But the 25-year-old Trubisky knows what's out there. He understands the criticism that comes with the territory, his Bears disappointing at 3-3 and his own personal performance putting him in the bottom tier of NFL quarterbacks.
"His confidence isn’t at an all-time high," Bears coach Matt Nagy said of Trubisky. "We’re struggling right now."
For the Bears and Trubisky to bounce back, confidence is a key. Inside of Halas Hall, the team knows his demeanor has taken a hit.
Chargers coach Anthony Lynn scouted the North Carolina product Trubisky ahead of the 2017 NFL Draft and was impressed. He saw a quarterback with a quick release, comfort on the move and a confidence in his ability to create.
"He reminded me sometimes of Aaron Rodgers," Lynn said by teleconference Wednesday.

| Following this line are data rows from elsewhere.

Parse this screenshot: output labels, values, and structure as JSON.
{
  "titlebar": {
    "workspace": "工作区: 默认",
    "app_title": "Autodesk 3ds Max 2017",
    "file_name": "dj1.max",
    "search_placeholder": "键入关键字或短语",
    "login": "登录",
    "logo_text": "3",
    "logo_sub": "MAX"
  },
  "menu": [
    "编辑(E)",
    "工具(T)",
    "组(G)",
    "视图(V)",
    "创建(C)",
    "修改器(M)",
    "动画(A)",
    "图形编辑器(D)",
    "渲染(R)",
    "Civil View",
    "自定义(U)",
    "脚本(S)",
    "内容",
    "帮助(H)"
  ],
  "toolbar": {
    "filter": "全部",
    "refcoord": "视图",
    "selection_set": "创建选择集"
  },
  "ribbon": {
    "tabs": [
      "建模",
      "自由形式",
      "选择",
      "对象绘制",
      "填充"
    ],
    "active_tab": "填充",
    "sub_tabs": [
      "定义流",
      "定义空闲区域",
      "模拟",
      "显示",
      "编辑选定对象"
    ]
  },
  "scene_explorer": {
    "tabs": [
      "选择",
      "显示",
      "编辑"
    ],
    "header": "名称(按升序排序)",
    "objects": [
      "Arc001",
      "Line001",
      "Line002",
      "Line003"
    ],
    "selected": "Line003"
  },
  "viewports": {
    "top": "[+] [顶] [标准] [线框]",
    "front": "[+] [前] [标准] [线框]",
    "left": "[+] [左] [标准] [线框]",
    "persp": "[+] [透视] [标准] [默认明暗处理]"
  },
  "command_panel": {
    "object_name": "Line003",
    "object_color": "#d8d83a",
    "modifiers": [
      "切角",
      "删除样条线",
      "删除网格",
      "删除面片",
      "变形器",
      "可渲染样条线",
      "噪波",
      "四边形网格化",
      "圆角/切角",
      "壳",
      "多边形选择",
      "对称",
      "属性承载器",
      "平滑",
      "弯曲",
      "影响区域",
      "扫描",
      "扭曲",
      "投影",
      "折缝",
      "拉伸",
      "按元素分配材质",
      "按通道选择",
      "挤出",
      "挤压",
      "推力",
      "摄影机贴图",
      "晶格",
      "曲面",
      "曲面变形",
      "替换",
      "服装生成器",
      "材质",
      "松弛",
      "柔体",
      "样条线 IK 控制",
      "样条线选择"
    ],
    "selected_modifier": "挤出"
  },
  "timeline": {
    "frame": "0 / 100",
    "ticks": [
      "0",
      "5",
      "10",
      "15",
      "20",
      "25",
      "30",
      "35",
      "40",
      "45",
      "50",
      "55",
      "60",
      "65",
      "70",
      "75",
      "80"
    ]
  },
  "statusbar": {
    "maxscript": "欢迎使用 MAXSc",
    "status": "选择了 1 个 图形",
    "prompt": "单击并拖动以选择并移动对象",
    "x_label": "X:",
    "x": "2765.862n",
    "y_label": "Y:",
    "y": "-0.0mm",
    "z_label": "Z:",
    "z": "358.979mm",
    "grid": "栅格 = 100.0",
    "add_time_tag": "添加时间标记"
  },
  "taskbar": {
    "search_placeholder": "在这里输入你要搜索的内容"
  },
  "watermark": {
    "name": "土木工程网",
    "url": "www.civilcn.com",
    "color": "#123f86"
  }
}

Since arriving to the Bears as the second overall selection of that 2017 draft, Trubisky has instead failed to blend those tools into success. His release and decisions are hindered by indecisiveness. Not only is he failing to make plays, his ailing confidence is leading to missing the easy ones.
Trubisky's struggles start with the ball in his hand and a play to make. In a discouraging loss to the Saints on Sunday, Trubisky had receiver Taylor Gabriel wide open deep to the left on a third-and-5 play designed well by Nagy early in the game. His happy feet in the pocket forced an overthrow. On a third-and-2 play midway through the second quarter, he had receiver Anthony Miller open deep to the right side. More happy feet resulted in a missed opportunity.
Earlier in the second quarter, Trubisky had a run-pass option on first-and-10 in which he pulled back the football. He hesitated with two open receivers -- on a play that requires a quick decision -- and was sacked for an eight-yard loss.
On the practice fields behind Halas Hall, the Bears run these plays over and over again with relative ease. Then they get to a stadium and Trubisky's lack of confidence and indecisiveness comes into play.
Trubisky appeared to have a different edge during his weekly media session Wednesday, speaking with the sense of urgency ever present with his team.
"My teammates respect the way I come to work every day," Trubisky said. "How I am the same person, how I push them, how much I care about this team and this offense and they know how much work I put into this. I am just going to be the same person, make sure I am pushing guys and make sure that we continue to believe in the process and that we can be the offense we know we can be."
Now in his third season, Trubisky will continue to be compared to draft classmates in the Chiefs' Patrick Mahomes, the reigning MVP, and the Texans' Deshaun Watson. It only compounds matters to his inconsistencies, which is why the Bears are careful to reference their own standards for Trubisky instead of those that others are setting in Kansas City and Houston.
Trubisky has the unwavering support of Nagy, offensive coordinator Mark Helfrich, quarterbacks coach Dave Ragone and plenty of teammates in the Bears' locker room. Finding his form hasn't proved to be an easy task. And for Trubisky, whose confidence seems more diminished by the day, the need for a breakout performance is growing.
What Trubisky needs to truly silence the outside noise is a win.
"Success has a thousand fathers," Helfrich said, paraphrasing a quote from John F. Kennedy. "But failure is an orphan."